First they’re trying to increase their inbound flux by sending some people outbound. On some level this was inevitable with the company having acquired quite a few others in recent months, so some redundancies need to be consolidated. Similarly, of course even a moron could guess that the current move towards HTML (5) would mean a not so bright future for Flash in some areas and now here’s the confirmation. As much as people may not want to admit it, this makes perfect sense. Now I’m the last to build a case for all that mobile stuff, as I simply don’t care – I don’t feel the need to be available on my phone for those few hours a day when I’m not on a stationary computer nor do I feel inclined to make service providers even more wealthy by paying their overpriced mobile and "cloud" tariffs – but for a company building tools and services for that it’s of course critical. In the end it becomes a matter of which platforms are easier to support and they can do that better and more efficient by relying on standardized stuff like a browser rather than having to maintain a format which requires its own runtime that they would have to provide on 20 different systems with a multitude of processor architectures. Things like Stage 3D simply won’t run in foreseeable time on mobile devices, anyway. Laying off 750 employees is never a nice move, but after the silly HTML5 vs. Flash war for the last 2 years, it would seem obvious who has won, for better or worse.
Another area where the company is trying to make the money river flow a bit more continually is their upgrade policy or general pricing and licensing for that matter. That one is sure to cause some uproar. In the past it has been possible to "just sit it out" by not upgrading and Adobe were generous enough to allow users to buy the latest versions as upgrades even if their last one was 3 versions back. That sure had some advantages financially and may have helped one or the other in times of crisis, but just as much it resulted in a wild mishmash of versions being out there, which ultimately is what on the best of days makes it difficult to trying to help users on forums. Even I can’t remember all the misbehaviors After Effects had in CS3 now that I have phased it out more or less and naturally, nobody can do anything to get things working in such old versions that only exist today, but nobody could conceive of back then.

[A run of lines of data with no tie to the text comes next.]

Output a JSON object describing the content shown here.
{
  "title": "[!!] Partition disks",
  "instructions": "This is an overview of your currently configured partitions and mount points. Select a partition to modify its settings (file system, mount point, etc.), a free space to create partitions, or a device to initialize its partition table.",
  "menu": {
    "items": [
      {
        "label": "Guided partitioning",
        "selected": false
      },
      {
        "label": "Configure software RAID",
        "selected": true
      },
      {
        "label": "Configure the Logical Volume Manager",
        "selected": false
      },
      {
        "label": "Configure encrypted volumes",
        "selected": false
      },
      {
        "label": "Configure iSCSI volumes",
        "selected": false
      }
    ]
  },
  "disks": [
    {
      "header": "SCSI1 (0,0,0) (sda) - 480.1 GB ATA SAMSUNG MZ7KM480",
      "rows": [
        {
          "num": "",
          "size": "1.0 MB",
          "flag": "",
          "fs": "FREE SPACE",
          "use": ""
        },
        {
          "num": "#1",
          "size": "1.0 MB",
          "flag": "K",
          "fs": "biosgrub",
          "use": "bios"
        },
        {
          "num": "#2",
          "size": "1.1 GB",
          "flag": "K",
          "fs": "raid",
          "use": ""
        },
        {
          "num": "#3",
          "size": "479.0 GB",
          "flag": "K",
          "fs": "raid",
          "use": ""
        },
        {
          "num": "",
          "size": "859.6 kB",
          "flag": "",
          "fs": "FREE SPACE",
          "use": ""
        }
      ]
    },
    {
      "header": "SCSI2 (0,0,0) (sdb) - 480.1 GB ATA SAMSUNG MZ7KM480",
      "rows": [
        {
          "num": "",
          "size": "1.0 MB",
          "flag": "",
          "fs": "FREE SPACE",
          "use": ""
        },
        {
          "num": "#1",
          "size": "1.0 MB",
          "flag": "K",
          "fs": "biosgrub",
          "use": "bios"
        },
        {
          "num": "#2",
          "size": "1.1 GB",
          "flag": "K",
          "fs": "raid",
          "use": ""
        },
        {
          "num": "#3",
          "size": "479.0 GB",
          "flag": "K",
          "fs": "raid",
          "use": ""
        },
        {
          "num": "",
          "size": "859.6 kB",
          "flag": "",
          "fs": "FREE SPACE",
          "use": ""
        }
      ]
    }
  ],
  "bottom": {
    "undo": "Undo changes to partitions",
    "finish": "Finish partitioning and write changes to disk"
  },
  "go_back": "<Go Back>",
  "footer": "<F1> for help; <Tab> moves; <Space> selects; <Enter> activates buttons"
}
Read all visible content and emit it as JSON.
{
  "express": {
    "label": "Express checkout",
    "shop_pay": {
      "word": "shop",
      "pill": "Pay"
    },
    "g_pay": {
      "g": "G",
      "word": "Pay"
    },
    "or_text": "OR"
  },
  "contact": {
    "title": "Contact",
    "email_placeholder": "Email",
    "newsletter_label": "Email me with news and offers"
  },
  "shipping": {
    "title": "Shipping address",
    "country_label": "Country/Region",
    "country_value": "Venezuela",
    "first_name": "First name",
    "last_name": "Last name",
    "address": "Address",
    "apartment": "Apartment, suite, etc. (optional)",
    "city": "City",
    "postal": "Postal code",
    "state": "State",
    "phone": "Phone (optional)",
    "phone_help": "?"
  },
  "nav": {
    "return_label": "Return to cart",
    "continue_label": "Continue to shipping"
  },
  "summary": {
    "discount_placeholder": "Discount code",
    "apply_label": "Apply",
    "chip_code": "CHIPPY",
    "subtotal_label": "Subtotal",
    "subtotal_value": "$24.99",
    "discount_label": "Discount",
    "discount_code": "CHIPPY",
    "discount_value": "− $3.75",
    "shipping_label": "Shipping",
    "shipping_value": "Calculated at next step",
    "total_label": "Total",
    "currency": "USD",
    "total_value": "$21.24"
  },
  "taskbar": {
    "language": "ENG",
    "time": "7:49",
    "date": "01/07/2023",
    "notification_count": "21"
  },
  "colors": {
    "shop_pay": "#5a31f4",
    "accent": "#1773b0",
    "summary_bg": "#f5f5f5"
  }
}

Also users are getting themselves in trouble many times by attempting to install these old versions on modern operating systems which by themselves have evolved considerably.
So by all rights, hanging on to old versions is a technical hinderance and forcing their users to attain the same version level will allow things to move forward more agressively – no more taking care of supporting outdated file formats to retain compatibility for instance. It will hurt one or the other user, but just as much benefit others. Some more ponderings on that here. Of course this still leaves open the question of the financial strain it may put on users and that’s where it gets dicy. While I’ve always been an advocate of making your software spending part of your budget plan, there are limits as to what one can afford even under the best conditions, especially when you’re not using the programs full time. With 3D programs like Cinema 4D getting updates every year and plug-in suites like Sapphire also, there will be quite some juggling going on. Ultimately, Adobe will find that not as many users as they would like will follow their path and have different priorities to spend their money. As they say in The Matrix – Reloaded: "The problem is choice." and indeed it is….